▸ Your task
The required answer is each line in the entries below where "summary" occurs.

Data records for software interfaces

↓↓↓

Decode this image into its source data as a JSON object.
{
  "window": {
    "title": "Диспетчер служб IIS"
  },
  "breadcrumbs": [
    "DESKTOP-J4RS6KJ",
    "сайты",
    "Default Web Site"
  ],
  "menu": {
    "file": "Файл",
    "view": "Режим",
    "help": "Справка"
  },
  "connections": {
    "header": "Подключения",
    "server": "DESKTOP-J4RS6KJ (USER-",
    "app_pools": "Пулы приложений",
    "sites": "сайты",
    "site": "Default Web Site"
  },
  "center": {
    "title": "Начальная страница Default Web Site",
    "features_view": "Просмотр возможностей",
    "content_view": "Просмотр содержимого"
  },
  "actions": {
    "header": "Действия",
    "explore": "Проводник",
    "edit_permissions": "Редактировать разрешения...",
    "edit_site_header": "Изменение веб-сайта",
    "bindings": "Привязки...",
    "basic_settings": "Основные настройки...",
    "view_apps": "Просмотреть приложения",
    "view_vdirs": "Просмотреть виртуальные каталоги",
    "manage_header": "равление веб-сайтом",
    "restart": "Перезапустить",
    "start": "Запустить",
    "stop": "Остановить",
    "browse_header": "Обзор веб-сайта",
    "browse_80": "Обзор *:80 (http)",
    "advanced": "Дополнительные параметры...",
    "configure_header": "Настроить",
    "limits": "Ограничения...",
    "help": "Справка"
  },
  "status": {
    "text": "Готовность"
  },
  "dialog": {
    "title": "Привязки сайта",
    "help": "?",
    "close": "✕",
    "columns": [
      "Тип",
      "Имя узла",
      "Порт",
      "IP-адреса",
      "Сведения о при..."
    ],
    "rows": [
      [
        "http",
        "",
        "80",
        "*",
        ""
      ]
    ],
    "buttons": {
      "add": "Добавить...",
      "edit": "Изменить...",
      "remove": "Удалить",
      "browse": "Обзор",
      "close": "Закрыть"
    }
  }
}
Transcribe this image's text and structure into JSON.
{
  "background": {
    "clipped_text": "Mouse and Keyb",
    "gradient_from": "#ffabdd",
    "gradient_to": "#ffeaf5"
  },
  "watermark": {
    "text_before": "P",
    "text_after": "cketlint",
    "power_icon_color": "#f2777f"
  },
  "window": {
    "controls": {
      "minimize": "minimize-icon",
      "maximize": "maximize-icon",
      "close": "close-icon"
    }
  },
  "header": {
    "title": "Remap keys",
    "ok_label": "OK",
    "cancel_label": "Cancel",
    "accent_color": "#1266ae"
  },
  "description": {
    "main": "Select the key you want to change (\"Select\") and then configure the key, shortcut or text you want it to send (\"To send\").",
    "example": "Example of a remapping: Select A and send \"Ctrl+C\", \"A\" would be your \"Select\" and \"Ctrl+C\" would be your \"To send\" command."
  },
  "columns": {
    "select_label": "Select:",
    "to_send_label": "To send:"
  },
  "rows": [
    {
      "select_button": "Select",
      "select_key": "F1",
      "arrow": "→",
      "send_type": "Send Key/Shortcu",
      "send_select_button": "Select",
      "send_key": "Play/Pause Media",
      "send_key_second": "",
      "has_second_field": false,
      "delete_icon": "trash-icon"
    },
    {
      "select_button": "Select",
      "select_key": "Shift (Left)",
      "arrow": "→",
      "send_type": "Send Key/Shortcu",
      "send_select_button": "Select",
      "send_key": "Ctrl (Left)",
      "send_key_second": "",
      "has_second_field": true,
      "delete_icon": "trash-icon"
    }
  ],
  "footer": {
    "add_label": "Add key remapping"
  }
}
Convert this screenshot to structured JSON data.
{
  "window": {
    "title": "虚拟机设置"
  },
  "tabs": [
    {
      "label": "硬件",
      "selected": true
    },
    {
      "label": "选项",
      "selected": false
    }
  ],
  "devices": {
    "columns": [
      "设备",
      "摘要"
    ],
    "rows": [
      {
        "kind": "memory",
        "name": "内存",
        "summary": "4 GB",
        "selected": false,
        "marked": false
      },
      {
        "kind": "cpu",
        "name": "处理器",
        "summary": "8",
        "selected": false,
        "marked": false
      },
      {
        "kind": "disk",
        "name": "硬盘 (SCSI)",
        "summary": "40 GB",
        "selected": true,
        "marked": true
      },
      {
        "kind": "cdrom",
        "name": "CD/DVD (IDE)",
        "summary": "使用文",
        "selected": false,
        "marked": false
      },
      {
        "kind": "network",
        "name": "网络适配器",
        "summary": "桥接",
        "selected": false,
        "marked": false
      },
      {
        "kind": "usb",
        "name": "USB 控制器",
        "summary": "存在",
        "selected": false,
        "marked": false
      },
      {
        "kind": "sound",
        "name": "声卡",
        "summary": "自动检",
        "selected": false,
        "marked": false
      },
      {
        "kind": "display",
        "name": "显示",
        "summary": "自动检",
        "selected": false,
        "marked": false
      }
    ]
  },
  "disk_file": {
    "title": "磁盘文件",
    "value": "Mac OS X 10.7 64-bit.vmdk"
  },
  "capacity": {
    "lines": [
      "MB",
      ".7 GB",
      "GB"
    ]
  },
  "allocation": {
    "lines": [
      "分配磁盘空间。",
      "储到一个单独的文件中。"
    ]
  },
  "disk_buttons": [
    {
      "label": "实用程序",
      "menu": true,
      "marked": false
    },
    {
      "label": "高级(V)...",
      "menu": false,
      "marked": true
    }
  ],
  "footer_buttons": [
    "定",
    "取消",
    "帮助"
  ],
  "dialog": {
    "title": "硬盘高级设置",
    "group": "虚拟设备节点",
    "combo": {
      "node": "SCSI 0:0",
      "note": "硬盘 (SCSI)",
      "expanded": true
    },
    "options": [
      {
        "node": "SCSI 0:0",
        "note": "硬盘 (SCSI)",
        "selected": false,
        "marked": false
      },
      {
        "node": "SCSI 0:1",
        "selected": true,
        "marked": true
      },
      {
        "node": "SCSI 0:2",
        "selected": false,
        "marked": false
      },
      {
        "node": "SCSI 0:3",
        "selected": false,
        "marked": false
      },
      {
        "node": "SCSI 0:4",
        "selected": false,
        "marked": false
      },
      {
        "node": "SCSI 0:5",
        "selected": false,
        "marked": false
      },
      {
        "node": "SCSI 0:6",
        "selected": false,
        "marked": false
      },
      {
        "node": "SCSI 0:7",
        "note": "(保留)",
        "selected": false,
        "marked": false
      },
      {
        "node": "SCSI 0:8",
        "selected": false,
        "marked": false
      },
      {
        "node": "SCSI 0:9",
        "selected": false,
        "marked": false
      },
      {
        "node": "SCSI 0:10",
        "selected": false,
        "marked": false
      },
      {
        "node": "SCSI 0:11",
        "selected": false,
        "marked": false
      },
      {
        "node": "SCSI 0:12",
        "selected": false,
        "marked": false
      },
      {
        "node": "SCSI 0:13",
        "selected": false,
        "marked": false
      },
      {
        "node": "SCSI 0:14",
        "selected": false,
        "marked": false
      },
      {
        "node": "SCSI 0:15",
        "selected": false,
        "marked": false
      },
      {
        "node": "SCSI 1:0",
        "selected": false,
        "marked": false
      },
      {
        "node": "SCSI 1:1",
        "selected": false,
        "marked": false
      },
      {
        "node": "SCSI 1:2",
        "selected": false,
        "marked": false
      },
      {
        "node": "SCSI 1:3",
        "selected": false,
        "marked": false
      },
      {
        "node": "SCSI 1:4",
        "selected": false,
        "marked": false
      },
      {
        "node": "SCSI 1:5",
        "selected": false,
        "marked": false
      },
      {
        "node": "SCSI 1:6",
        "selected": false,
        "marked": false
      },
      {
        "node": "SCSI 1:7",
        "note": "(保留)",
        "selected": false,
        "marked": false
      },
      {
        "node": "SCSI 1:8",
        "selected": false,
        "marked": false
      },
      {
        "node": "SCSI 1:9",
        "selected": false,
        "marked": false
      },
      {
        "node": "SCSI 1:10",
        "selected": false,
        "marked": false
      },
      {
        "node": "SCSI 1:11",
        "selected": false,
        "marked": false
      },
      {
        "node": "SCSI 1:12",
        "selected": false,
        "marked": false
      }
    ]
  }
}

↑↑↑

▸ Result
        "summary": "4 GB",
        "summary": "8",
        "summary": "40 GB",
        "summary": "使用文",
        "summary": "桥接",
        "summary": "存在",
        "summary": "自动检",
        "summary": "自动检",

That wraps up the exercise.